As I approach the end of this thrilling installment of what is essentially my vain attempt at trying to understand the rationale that defines two groups of polarised arse-holes, I start to wonder whether I’m taking this all a little too seriously. I mean so what if some boorish fool who lacks the common sense to sit the right way round on a toilet has become president of the United States. Hasn’t my whole life up to this point been little more than one long voyage that’s required me to navigate myself around these icebergs of idiocy? From what I can recall of the rapidly diminishing memories of my time at university this was all I did for those three years. Admittedly, none of those idiots were the leader of the free world, nor did any of them I assume have the wherewithal to launch a nuclear Armageddon, the second time I’ve managed to use the word Armageddon so far, or does that now count as three? I guess my point is, and it’s only a very weak and vague one at best, that when we get down to the bare bones, the brass tacks, the crux of the issue, is that even if Trump wasn’t the President it would in all likelihood only be someone else of equal arse-holery, all be it probably more adept at hiding the fact. And, whether it’s the alt-right, fascists, neo-cons, neo-Nazis or just groups of old fashioned sentimental, nostalgic Nazi’s that like to meet up at the weekend and chase Jews through the streets, Is it reasonable for any of us to think that these people are likely to be persuaded to consider any alternative ideologies if they are being presented to them by groups of people that choose to use rioting and violence before debate?

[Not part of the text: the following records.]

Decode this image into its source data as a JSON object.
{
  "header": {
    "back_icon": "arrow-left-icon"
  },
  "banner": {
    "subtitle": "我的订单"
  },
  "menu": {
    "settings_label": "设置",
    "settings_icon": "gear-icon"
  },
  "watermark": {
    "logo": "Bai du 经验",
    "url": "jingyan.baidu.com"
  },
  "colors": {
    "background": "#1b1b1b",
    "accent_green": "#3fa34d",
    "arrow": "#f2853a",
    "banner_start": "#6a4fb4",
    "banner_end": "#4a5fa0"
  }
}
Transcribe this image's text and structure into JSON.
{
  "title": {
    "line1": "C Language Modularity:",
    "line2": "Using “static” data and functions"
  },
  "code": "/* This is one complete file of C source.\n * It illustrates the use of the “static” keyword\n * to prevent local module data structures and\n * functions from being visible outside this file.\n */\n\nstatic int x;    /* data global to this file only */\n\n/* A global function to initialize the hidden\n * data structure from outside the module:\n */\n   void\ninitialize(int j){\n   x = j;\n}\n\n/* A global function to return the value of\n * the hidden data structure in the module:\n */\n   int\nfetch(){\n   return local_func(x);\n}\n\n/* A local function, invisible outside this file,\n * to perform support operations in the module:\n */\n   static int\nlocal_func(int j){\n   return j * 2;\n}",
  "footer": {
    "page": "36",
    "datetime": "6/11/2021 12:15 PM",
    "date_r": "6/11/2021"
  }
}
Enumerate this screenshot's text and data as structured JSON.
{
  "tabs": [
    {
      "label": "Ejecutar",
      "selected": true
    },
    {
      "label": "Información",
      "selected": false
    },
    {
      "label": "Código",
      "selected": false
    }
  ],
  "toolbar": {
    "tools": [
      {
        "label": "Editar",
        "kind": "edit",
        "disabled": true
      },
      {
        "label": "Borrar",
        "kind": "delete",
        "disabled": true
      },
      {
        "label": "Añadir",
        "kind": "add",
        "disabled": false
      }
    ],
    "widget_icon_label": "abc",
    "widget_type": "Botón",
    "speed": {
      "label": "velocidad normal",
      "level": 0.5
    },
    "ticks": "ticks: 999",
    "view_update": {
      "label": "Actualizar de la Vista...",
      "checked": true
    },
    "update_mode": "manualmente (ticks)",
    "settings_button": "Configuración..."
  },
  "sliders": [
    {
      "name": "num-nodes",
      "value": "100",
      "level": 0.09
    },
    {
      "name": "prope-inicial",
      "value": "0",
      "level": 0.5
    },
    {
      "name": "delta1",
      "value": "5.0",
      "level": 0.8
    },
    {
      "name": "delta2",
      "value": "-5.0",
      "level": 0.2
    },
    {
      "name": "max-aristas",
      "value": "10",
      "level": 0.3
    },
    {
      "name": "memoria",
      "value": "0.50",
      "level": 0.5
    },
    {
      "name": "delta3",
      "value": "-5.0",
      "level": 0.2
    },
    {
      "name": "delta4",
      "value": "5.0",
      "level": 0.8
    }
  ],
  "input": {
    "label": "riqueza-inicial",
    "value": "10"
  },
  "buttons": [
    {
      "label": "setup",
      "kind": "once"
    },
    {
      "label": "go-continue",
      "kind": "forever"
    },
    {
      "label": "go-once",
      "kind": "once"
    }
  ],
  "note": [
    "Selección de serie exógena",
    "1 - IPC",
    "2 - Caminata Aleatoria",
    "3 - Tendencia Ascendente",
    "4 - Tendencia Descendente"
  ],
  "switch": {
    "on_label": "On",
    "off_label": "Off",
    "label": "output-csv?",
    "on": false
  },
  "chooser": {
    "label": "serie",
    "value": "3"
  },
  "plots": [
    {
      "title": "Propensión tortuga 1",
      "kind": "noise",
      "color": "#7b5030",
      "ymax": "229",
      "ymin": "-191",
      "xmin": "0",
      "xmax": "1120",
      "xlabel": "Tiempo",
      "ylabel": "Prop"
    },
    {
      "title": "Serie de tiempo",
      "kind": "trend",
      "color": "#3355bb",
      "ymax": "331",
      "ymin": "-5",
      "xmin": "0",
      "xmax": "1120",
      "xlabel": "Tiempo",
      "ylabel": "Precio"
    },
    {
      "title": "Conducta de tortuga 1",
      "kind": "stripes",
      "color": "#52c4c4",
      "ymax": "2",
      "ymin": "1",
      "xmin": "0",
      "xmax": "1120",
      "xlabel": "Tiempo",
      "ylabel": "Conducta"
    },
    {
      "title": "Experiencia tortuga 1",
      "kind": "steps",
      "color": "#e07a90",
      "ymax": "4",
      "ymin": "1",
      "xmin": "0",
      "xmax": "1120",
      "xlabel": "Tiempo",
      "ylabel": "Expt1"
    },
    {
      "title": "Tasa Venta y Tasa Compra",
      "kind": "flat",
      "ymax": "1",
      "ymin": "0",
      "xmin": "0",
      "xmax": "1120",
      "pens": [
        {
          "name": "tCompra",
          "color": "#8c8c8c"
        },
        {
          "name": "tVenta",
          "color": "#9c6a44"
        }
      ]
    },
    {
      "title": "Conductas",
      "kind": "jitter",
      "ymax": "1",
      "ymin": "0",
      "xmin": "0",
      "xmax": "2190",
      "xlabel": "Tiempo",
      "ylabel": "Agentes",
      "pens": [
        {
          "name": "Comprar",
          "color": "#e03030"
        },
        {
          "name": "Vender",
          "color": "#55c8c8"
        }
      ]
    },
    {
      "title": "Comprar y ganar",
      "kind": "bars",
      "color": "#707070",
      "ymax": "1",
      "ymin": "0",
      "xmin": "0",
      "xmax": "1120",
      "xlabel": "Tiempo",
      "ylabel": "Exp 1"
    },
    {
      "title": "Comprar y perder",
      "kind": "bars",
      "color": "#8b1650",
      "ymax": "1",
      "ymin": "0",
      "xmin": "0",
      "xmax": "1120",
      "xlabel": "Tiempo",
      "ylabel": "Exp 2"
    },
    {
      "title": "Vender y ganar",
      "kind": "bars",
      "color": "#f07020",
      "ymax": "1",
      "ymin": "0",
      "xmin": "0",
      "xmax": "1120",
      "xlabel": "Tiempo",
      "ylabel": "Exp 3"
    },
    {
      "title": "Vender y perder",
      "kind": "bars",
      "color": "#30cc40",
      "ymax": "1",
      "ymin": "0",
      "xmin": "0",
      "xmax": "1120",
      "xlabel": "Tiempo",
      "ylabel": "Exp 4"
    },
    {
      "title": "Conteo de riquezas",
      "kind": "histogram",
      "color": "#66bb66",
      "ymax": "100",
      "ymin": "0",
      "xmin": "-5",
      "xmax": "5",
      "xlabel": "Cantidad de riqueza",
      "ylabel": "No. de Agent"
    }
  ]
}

That’s it for this week. I’m now going to try and do something slightly less futile and nail some jello to the wall.
If you find that too hard to visualise here’s a video.